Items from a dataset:
..........

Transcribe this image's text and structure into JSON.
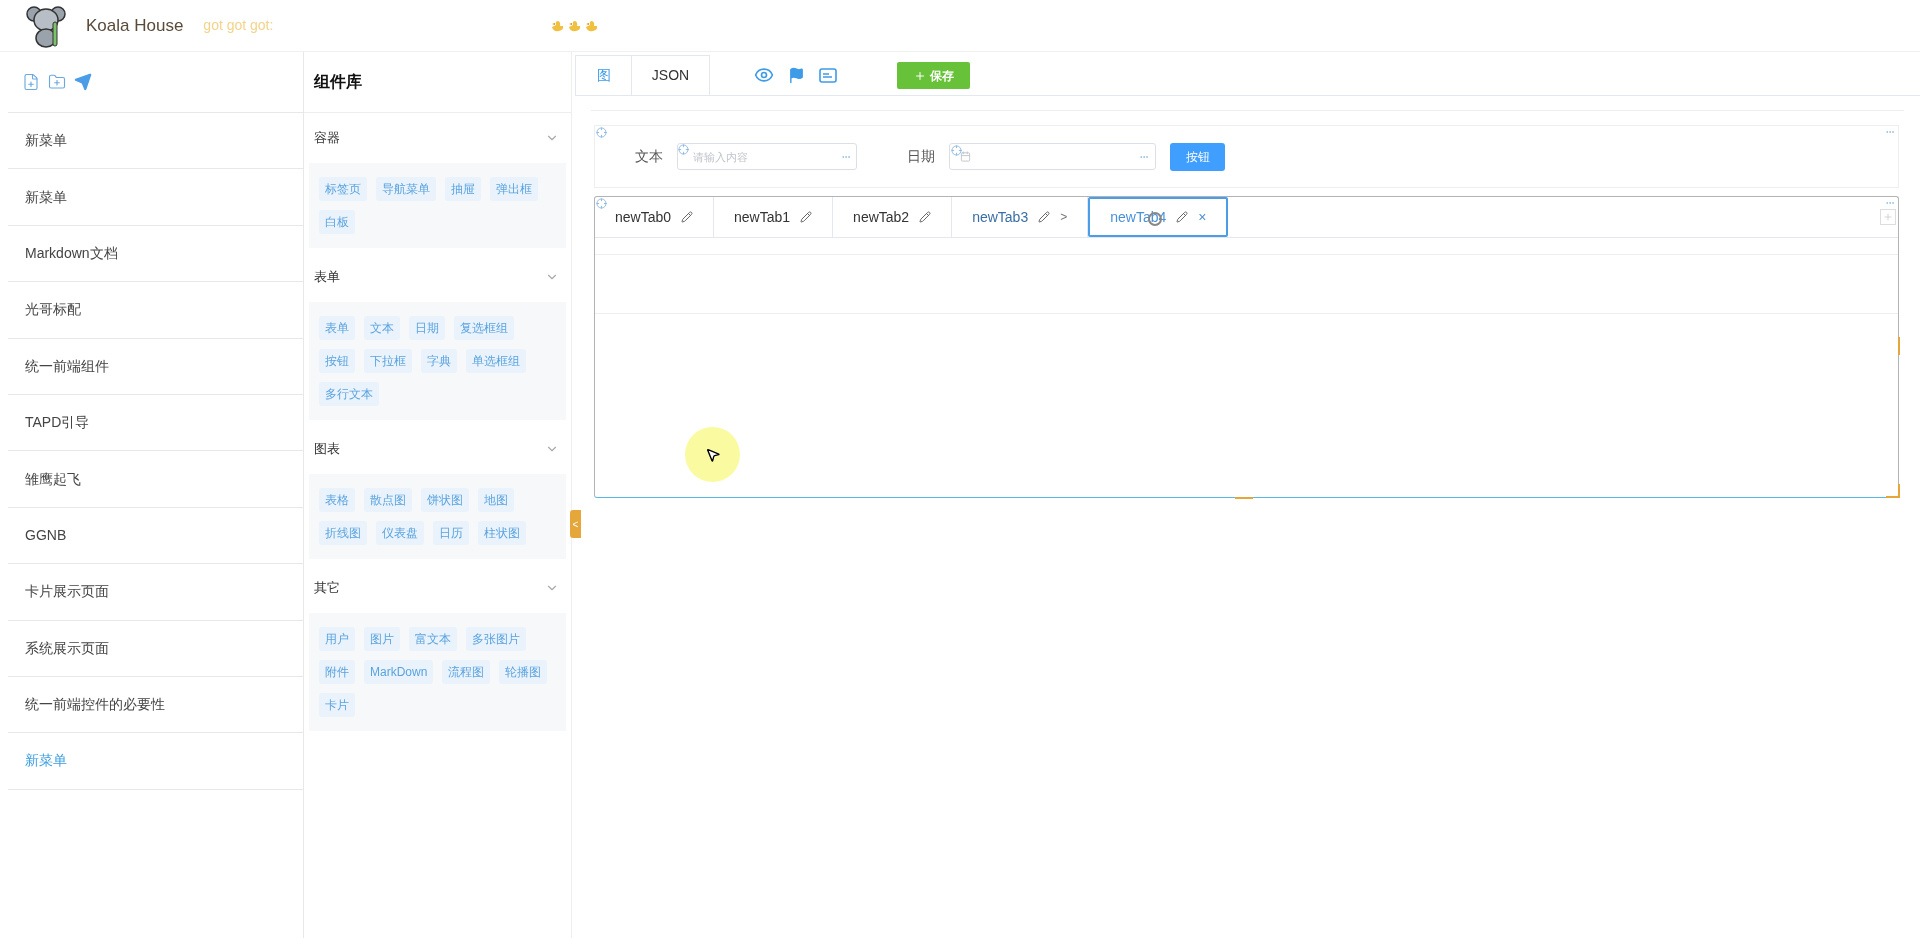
{
  "header": {
    "brand": "Koala House",
    "tagline": "got got got:"
  },
  "sidebar": {
    "items": [
      {
        "label": "新菜单",
        "selected": false
      },
      {
        "label": "新菜单",
        "selected": false
      },
      {
        "label": "Markdown文档",
        "selected": false
      },
      {
        "label": "光哥标配",
        "selected": false
      },
      {
        "label": "统一前端组件",
        "selected": false
      },
      {
        "label": "TAPD引导",
        "selected": false
      },
      {
        "label": "雏鹰起飞",
        "selected": false
      },
      {
        "label": "GGNB",
        "selected": false
      },
      {
        "label": "卡片展示页面",
        "selected": false
      },
      {
        "label": "系统展示页面",
        "selected": false
      },
      {
        "label": "统一前端控件的必要性",
        "selected": false
      },
      {
        "label": "新菜单",
        "selected": true
      }
    ]
  },
  "library": {
    "title": "组件库",
    "groups": [
      {
        "title": "容器",
        "expanded": true,
        "items": [
          "标签页",
          "导航菜单",
          "抽屉",
          "弹出框",
          "白板"
        ]
      },
      {
        "title": "表单",
        "expanded": true,
        "items": [
          "表单",
          "文本",
          "日期",
          "复选框组",
          "按钮",
          "下拉框",
          "字典",
          "单选框组",
          "多行文本"
        ]
      },
      {
        "title": "图表",
        "expanded": true,
        "items": [
          "表格",
          "散点图",
          "饼状图",
          "地图",
          "折线图",
          "仪表盘",
          "日历",
          "柱状图"
        ]
      },
      {
        "title": "其它",
        "expanded": true,
        "items": [
          "用户",
          "图片",
          "富文本",
          "多张图片",
          "附件",
          "MarkDown",
          "流程图",
          "轮播图",
          "卡片"
        ]
      }
    ],
    "collapse": "<"
  },
  "editor": {
    "tabs": [
      {
        "label": "图",
        "selected": true
      },
      {
        "label": "JSON",
        "selected": false
      }
    ],
    "save": "保存",
    "form": {
      "text_label": "文本",
      "text_placeholder": "请输入内容",
      "date_label": "日期",
      "button": "按钮"
    },
    "tabs_component": [
      {
        "label": "newTab0",
        "selected": false
      },
      {
        "label": "newTab1",
        "selected": false
      },
      {
        "label": "newTab2",
        "selected": false
      },
      {
        "label": "newTab3",
        "selected": false,
        "trailing": ">"
      },
      {
        "label": "newTab4",
        "selected": true,
        "trailing": "×",
        "loading": true
      }
    ]
  }
}
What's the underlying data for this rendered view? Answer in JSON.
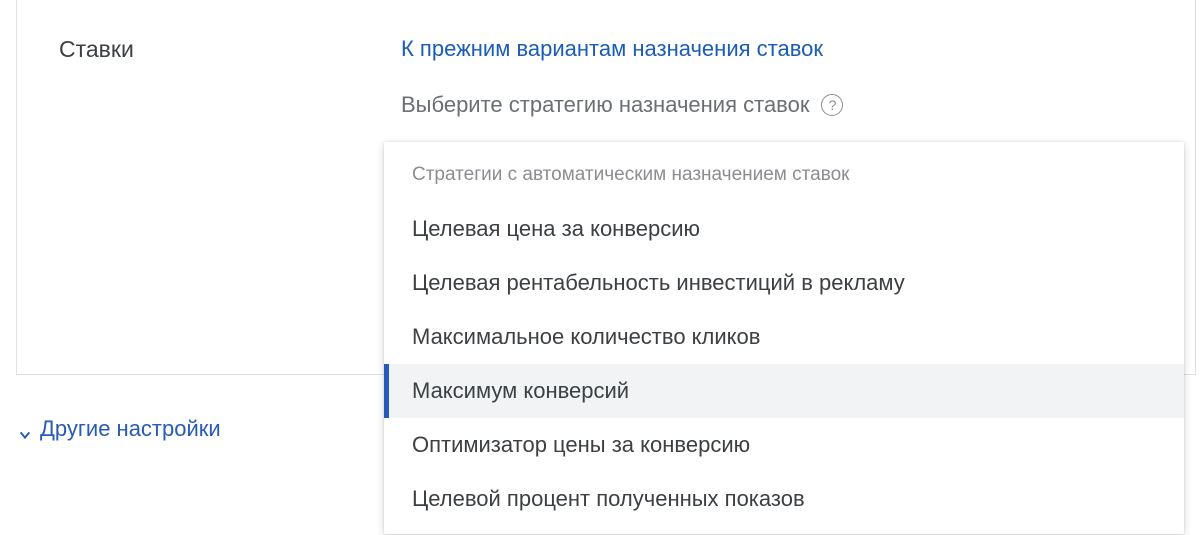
{
  "section": {
    "label": "Ставки"
  },
  "link": {
    "previous_options": "К прежним вариантам назначения ставок"
  },
  "prompt": {
    "text": "Выберите стратегию назначения ставок",
    "help_symbol": "?"
  },
  "dropdown": {
    "group_label": "Стратегии с автоматическим назначением ставок",
    "items": [
      {
        "label": "Целевая цена за конверсию",
        "selected": false
      },
      {
        "label": "Целевая рентабельность инвестиций в рекламу",
        "selected": false
      },
      {
        "label": "Максимальное количество кликов",
        "selected": false
      },
      {
        "label": "Максимум конверсий",
        "selected": true
      },
      {
        "label": "Оптимизатор цены за конверсию",
        "selected": false
      },
      {
        "label": "Целевой процент полученных показов",
        "selected": false
      }
    ]
  },
  "more_settings": {
    "label": "Другие настройки"
  }
}
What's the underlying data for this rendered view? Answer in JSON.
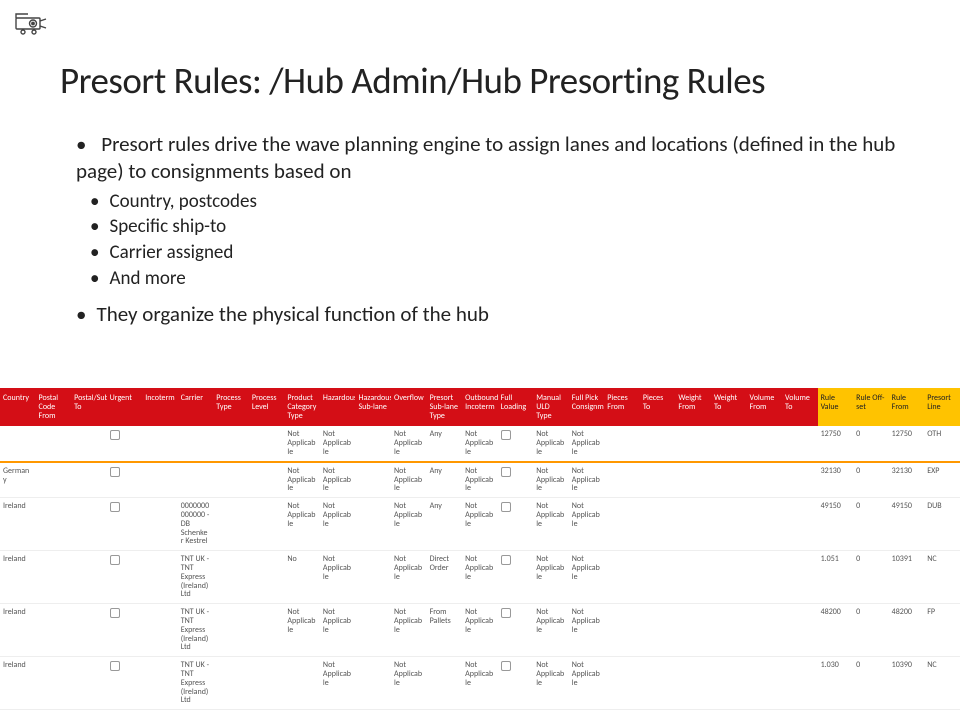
{
  "title": "Presort Rules: /Hub Admin/Hub Presorting Rules",
  "bullets": {
    "main1": "Presort rules drive the wave planning engine to assign lanes and locations (defined in the hub page) to consignments based on",
    "sub": [
      "Country, postcodes",
      "Specific ship-to",
      "Carrier assigned",
      "And more"
    ],
    "main2": "They organize the physical function of the hub"
  },
  "icon_name": "projector-icon",
  "table": {
    "headers": [
      "Country",
      "Postal Code From",
      "Postal/Sub To",
      "Urgent",
      "Incoterm",
      "Carrier",
      "Process Type",
      "Process Level",
      "Product Category Type",
      "Hazardous",
      "Hazardous Sub-lane",
      "Overflow",
      "Presort Sub-lane Type",
      "Outbound Incoterm",
      "Full Loading",
      "Manual ULD Type",
      "Full Pick Consignment",
      "Pieces From",
      "Pieces To",
      "Weight From",
      "Weight To",
      "Volume From",
      "Volume To",
      "Rule Value",
      "Rule Off-set",
      "Rule From",
      "Presort Line"
    ],
    "rows": [
      {
        "special": false,
        "cells": [
          "",
          "",
          "",
          "☐",
          "",
          "",
          "",
          "",
          "Not Applicable",
          "Not Applicable",
          "",
          "Not Applicable",
          "Any",
          "Not Applicable",
          "☐",
          "Not Applicable",
          "Not Applicable",
          "",
          "",
          "",
          "",
          "",
          "",
          "12750",
          "0",
          "12750",
          "OTH"
        ]
      },
      {
        "special": true,
        "cells": [
          "Germany",
          "",
          "",
          "☐",
          "",
          "",
          "",
          "",
          "Not Applicable",
          "Not Applicable",
          "",
          "Not Applicable",
          "Any",
          "Not Applicable",
          "☐",
          "Not Applicable",
          "Not Applicable",
          "",
          "",
          "",
          "",
          "",
          "",
          "32130",
          "0",
          "32130",
          "EXP"
        ]
      },
      {
        "special": false,
        "cells": [
          "Ireland",
          "",
          "",
          "☐",
          "",
          "0000000000000 - DB Schenker Kestrel",
          "",
          "",
          "Not Applicable",
          "Not Applicable",
          "",
          "Not Applicable",
          "Any",
          "Not Applicable",
          "☐",
          "Not Applicable",
          "Not Applicable",
          "",
          "",
          "",
          "",
          "",
          "",
          "49150",
          "0",
          "49150",
          "DUB"
        ]
      },
      {
        "special": false,
        "cells": [
          "Ireland",
          "",
          "",
          "☐",
          "",
          "TNT UK - TNT Express (Ireland) Ltd",
          "",
          "",
          "No",
          "Not Applicable",
          "",
          "Not Applicable",
          "Direct Order",
          "Not Applicable",
          "☐",
          "Not Applicable",
          "Not Applicable",
          "",
          "",
          "",
          "",
          "",
          "",
          "1.051",
          "0",
          "10391",
          "NC"
        ]
      },
      {
        "special": false,
        "cells": [
          "Ireland",
          "",
          "",
          "☐",
          "",
          "TNT UK - TNT Express (Ireland) Ltd",
          "",
          "",
          "Not Applicable",
          "Not Applicable",
          "",
          "Not Applicable",
          "From Pallets",
          "Not Applicable",
          "☐",
          "Not Applicable",
          "Not Applicable",
          "",
          "",
          "",
          "",
          "",
          "",
          "48200",
          "0",
          "48200",
          "FP"
        ]
      },
      {
        "special": false,
        "cells": [
          "Ireland",
          "",
          "",
          "☐",
          "",
          "TNT UK - TNT Express (Ireland) Ltd",
          "",
          "",
          "",
          "Not Applicable",
          "",
          "Not Applicable",
          "",
          "Not Applicable",
          "☐",
          "Not Applicable",
          "Not Applicable",
          "",
          "",
          "",
          "",
          "",
          "",
          "1.030",
          "0",
          "10390",
          "NC"
        ]
      }
    ]
  }
}
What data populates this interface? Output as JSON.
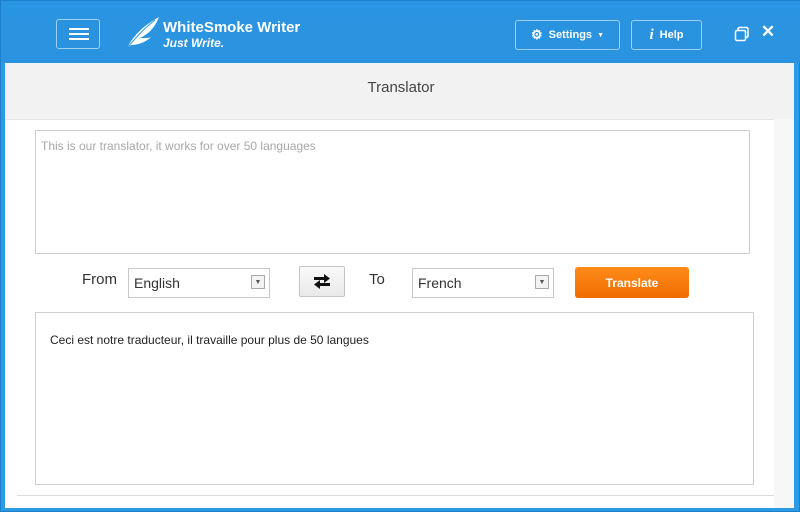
{
  "app": {
    "title": "WhiteSmoke Writer",
    "tagline": "Just Write."
  },
  "toolbar": {
    "settings_label": "Settings",
    "help_label": "Help"
  },
  "page": {
    "title": "Translator"
  },
  "translator": {
    "source_placeholder": "This is our translator, it works for over 50 languages",
    "source_value": "",
    "from_label": "From",
    "from_value": "English",
    "to_label": "To",
    "to_value": "French",
    "translate_label": "Translate",
    "output_text": "Ceci est notre traducteur, il travaille pour plus de 50 langues"
  },
  "icons": {
    "menu": "hamburger-icon",
    "logo": "quill-feather-icon",
    "settings": "gear-icon",
    "help": "info-icon",
    "restore": "restore-window-icon",
    "close": "close-icon",
    "swap": "swap-arrows-icon",
    "dropdown": "chevron-down-icon"
  },
  "colors": {
    "titlebar": "#2a93e0",
    "accent_button": "#f57a0a",
    "content_bg": "#ffffff"
  }
}
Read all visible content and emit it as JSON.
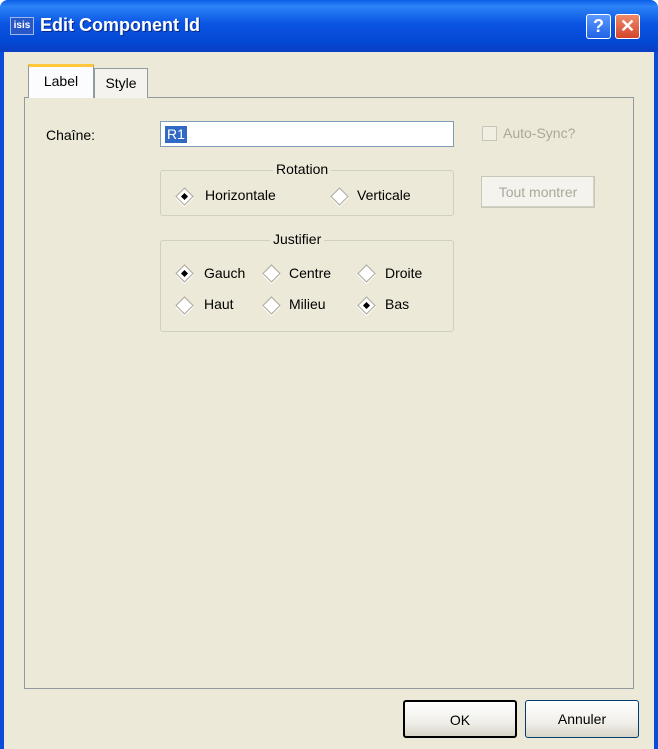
{
  "window": {
    "title": "Edit Component Id",
    "app_icon_text": "isis",
    "help_label": "?",
    "close_label": "✕"
  },
  "tabs": [
    {
      "label": "Label"
    },
    {
      "label": "Style"
    }
  ],
  "form": {
    "string_label": "Chaîne:",
    "string_value": "R1",
    "auto_sync_label": "Auto-Sync?",
    "show_all_label": "Tout montrer"
  },
  "rotation": {
    "legend": "Rotation",
    "options": [
      {
        "label": "Horizontale",
        "selected": true
      },
      {
        "label": "Verticale",
        "selected": false
      }
    ]
  },
  "justify": {
    "legend": "Justifier",
    "options": [
      {
        "label": "Gauch",
        "selected": true
      },
      {
        "label": "Centre",
        "selected": false
      },
      {
        "label": "Droite",
        "selected": false
      },
      {
        "label": "Haut",
        "selected": false
      },
      {
        "label": "Milieu",
        "selected": false
      },
      {
        "label": "Bas",
        "selected": true
      }
    ]
  },
  "buttons": {
    "ok": "OK",
    "cancel": "Annuler"
  }
}
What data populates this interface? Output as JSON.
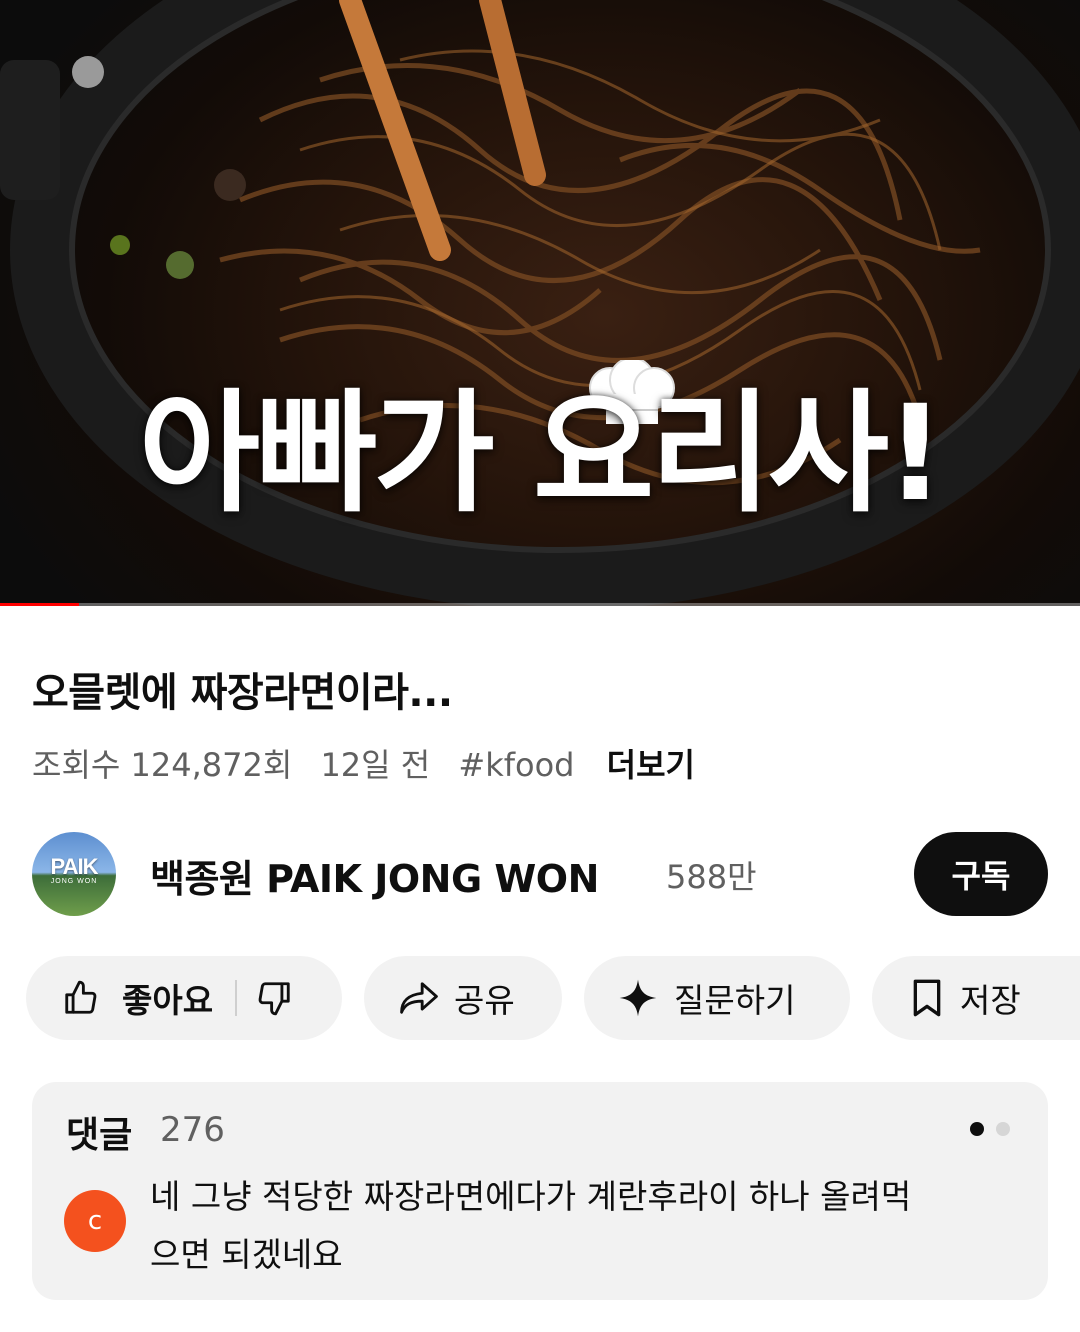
{
  "player": {
    "overlay_text": "아빠가 요리사!",
    "progress_fraction": 0.073,
    "colors": {
      "progress": "#ff0000"
    }
  },
  "video": {
    "title": "오믈렛에 짜장라면이라...",
    "views": "조회수 124,872회",
    "age": "12일 전",
    "hashtag": "#kfood",
    "more_label": "더보기"
  },
  "channel": {
    "avatar_text": "PAIK",
    "avatar_subtext": "JONG WON",
    "name": "백종원 PAIK JONG WON",
    "subscribers": "588만",
    "subscribe_label": "구독"
  },
  "actions": {
    "like_label": "좋아요",
    "share_label": "공유",
    "ask_label": "질문하기",
    "save_label": "저장",
    "icons": [
      "thumbs-up-icon",
      "thumbs-down-icon",
      "share-arrow-icon",
      "sparkle-icon",
      "bookmark-icon"
    ]
  },
  "comments": {
    "title": "댓글",
    "count": "276",
    "top_comment": {
      "avatar_initial": "c",
      "text": "네 그냥 적당한 짜장라면에다가 계란후라이 하나 올려먹으면 되겠네요",
      "avatar_color": "#f4511e"
    }
  }
}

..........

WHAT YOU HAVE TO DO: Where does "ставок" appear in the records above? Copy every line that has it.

RESPONSE:
    "previous_options": "К прежним вариантам назначения ставок"
    "text": "Выберите стратегию назначения ставок",
    "group_label": "Стратегии с автоматическим назначением ставок",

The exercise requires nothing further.